Agnes of Prague

Agnes of Bohemia has been called Agnes of Prague.  She was born January 20, 1211,  She was the princess daughter of King Ottokar I of Bohemia, and her mother was the sister of King Andrew II of Hungary.  Agnes was the first cousin to St. Elizabeth of Hungary.  When Agnes was three years old, she was to be raised by St. Hedwig of Andeches.  Hedwig decided she should be educated by a community of Cistercian nuns. 

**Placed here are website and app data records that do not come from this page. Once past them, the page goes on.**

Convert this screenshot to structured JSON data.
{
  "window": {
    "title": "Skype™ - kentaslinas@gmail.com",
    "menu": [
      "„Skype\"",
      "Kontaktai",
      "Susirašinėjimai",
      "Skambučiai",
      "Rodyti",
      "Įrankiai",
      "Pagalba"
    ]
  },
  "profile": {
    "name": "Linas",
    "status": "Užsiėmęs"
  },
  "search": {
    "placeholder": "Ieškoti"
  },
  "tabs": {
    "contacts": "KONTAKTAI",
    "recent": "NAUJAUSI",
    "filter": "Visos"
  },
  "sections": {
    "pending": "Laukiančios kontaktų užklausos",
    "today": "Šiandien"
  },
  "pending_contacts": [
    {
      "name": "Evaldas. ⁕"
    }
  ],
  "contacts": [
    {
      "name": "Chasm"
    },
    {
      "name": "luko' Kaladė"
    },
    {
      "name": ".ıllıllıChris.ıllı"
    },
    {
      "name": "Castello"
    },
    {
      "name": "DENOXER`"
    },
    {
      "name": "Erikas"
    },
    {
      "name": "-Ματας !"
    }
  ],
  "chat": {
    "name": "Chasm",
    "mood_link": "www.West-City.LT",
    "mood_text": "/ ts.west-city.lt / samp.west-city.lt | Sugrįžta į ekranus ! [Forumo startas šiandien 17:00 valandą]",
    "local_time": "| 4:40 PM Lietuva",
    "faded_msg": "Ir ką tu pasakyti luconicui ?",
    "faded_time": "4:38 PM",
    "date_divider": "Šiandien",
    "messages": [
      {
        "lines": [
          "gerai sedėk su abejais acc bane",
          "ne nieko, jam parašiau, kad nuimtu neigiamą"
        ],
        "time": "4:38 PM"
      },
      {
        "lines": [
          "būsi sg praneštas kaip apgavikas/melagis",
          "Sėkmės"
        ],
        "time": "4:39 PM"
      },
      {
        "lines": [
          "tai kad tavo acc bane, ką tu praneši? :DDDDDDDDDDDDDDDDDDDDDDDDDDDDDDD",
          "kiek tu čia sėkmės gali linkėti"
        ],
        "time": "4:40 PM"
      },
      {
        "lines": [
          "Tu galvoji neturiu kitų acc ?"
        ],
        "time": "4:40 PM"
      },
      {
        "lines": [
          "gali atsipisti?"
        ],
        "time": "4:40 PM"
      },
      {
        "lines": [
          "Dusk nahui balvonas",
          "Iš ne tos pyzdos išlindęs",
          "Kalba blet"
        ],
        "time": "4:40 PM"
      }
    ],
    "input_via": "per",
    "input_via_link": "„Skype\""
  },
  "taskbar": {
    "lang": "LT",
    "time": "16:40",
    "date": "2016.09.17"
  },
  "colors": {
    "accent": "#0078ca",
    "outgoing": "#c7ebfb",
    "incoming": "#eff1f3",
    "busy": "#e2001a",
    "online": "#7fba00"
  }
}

When she was eight, she was promised to marry Henry, the son of the Holy Roman Emperor. Henry was only ten years old himself and had just been crowned the King of Germany.  Agnes should have spent her childhood with her future husband.  Instead, Agnes was sent to Duke Leopold.  The duke wanted Henry to marry his daughter Margaret.  After six years, the contract to marry was canceled.  Agnes was a valuable political pawn.  In 1226, Agnes’s father went to war because of the canceled contract.  Her father then planned for Agnes to marry Henry III of England, but this was not allowed by the Emperor who wanted to marry Agnes, himself.  Agnes didn’t play any part in these arrangements.  She decided to spend her time in prayer and spiritual works. 

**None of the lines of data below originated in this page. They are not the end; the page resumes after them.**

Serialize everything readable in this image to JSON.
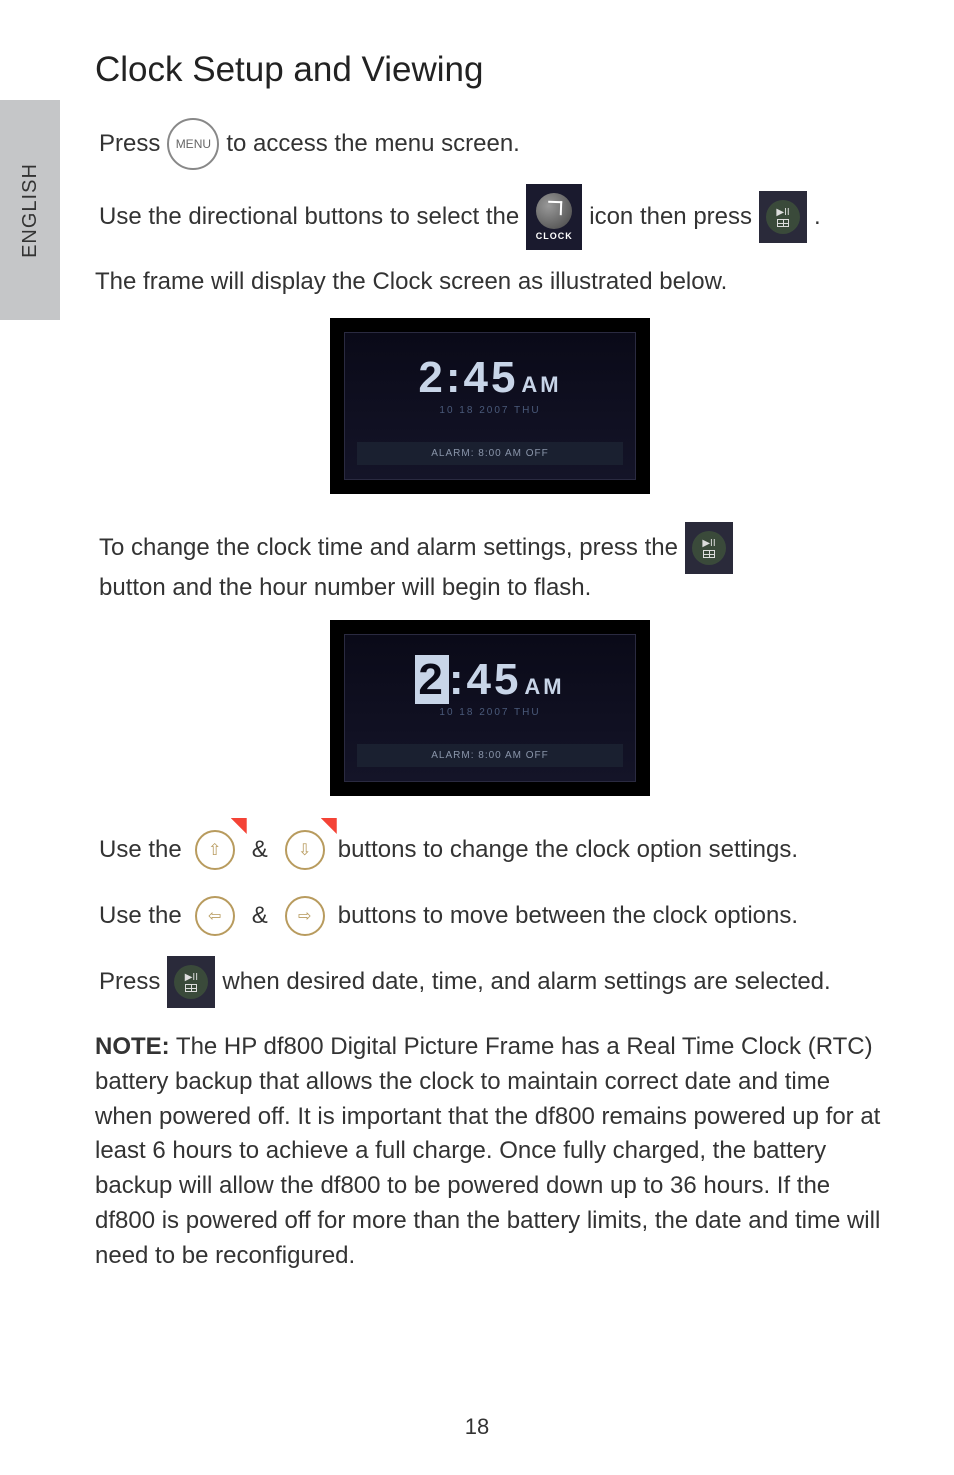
{
  "sideTab": "ENGLISH",
  "title": "Clock Setup and Viewing",
  "line1": {
    "pre": "Press ",
    "menuLabel": "MENU",
    "post": " to access the menu screen."
  },
  "line2": {
    "pre": "Use the directional buttons to select the ",
    "clockLabel": "CLOCK",
    "mid": " icon then press ",
    "post": "."
  },
  "line3": "The frame will display the Clock screen as illustrated below.",
  "clockShot1": {
    "time": "2:45",
    "ampm": "AM",
    "date": "10 18 2007 THU",
    "alarm": "ALARM:  8:00 AM  OFF"
  },
  "line4": {
    "pre": "To change the clock time and alarm settings, press the ",
    "post": " button and the hour number will begin to flash."
  },
  "clockShot2": {
    "timeHL": "2",
    "timeRest": ":45",
    "ampm": "AM",
    "date": "10 18 2007 THU",
    "alarm": "ALARM:  8:00 AM  OFF"
  },
  "line5": {
    "pre": "Use the ",
    "post": " buttons to change the clock option settings."
  },
  "line6": {
    "pre": "Use the ",
    "post": " buttons to move between the clock options."
  },
  "line7": {
    "pre": "Press ",
    "post": " when desired date, time, and alarm settings are selected."
  },
  "note": {
    "label": "NOTE:",
    "text": " The HP df800 Digital Picture Frame has a Real Time Clock (RTC) battery backup that allows the clock to maintain correct date and time when powered off.  It is important that the df800 remains powered up for at least 6 hours to achieve a full charge.  Once fully charged, the battery backup will allow the df800 to be powered down up to 36 hours.  If the df800 is powered off for more than the battery limits, the date and time will need to be reconfigured."
  },
  "pageNum": "18",
  "arrows": {
    "up": "⇧",
    "down": "⇩",
    "left": "⇦",
    "right": "⇨"
  }
}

On land donated by her brother, she founded the Hospital of St Francis, two Franciscan friaries.  Agnes learned of Clare of Assisi and the Order of Poor Clares.  She began to write to Clare and wrote to her for more than twenty years. 
Agnes built a monastery and friary complex attached to the hospital. It housed the Franciscan friars and the Poor Clare nuns who worked at the hospital. This was the first Poor Clare community north of the Alps.  Agnes became a member of the Franciscan Poor Clares in 1234  As a nun, she cooked for and mended the clothes of lepers and the poor.  She even became the abbess of the Prague Clares in 1235. That same year she gave her hospital property to the Teutonic Knights in Bohemia.

A lay group working at the hospital was organized by Agnes in 1238 as a new military order, dedicated primarily to nursing, known as the Knights of the Cross with the Red Star, following the Rule of St. Augustine. That next year, Agnes handed over all authority over the hospital she had founded to these monastic knights. They were recognized as an order by Pope Gregory IX in 1236–37.  Agnes lived out her life in the cloister, leading the monastery as abbess, until her death on 2 March 2, 1282.